▶ **DATA SECTION**:

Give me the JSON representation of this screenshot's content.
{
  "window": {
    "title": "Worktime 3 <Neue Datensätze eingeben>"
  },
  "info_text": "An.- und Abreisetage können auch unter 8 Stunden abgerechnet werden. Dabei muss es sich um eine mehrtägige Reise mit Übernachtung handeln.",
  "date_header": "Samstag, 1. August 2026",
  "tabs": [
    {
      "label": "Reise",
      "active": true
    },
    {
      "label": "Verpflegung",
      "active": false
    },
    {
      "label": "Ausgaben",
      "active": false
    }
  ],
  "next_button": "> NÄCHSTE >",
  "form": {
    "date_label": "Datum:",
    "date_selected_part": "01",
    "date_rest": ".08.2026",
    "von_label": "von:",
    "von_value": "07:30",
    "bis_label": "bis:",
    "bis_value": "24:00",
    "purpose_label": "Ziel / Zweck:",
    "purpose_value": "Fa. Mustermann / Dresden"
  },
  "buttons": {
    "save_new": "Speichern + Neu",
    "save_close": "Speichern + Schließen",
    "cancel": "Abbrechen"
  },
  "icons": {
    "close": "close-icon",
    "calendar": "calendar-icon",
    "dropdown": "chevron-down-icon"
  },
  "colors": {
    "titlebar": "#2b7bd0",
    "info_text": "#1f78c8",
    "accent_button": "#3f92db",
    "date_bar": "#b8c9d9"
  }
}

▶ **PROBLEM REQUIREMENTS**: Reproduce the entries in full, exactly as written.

▶ **ANSWER AREA**:
Give me the JSON representation of this screenshot's content.
{
  "window": {
    "title": "Worktime 3 <Neue Datensätze eingeben>"
  },
  "info_text": "An.- und Abreisetage können auch unter 8 Stunden abgerechnet werden. Dabei muss es sich um eine mehrtägige Reise mit Übernachtung handeln.",
  "date_header": "Samstag, 1. August 2026",
  "tabs": [
    {
      "label": "Reise",
      "active": true
    },
    {
      "label": "Verpflegung",
      "active": false
    },
    {
      "label": "Ausgaben",
      "active": false
    }
  ],
  "next_button": "> NÄCHSTE >",
  "form": {
    "date_label": "Datum:",
    "date_selected_part": "01",
    "date_rest": ".08.2026",
    "von_label": "von:",
    "von_value": "07:30",
    "bis_label": "bis:",
    "bis_value": "24:00",
    "purpose_label": "Ziel / Zweck:",
    "purpose_value": "Fa. Mustermann / Dresden"
  },
  "buttons": {
    "save_new": "Speichern + Neu",
    "save_close": "Speichern + Schließen",
    "cancel": "Abbrechen"
  },
  "icons": {
    "close": "close-icon",
    "calendar": "calendar-icon",
    "dropdown": "chevron-down-icon"
  },
  "colors": {
    "titlebar": "#2b7bd0",
    "info_text": "#1f78c8",
    "accent_button": "#3f92db",
    "date_bar": "#b8c9d9"
  }
}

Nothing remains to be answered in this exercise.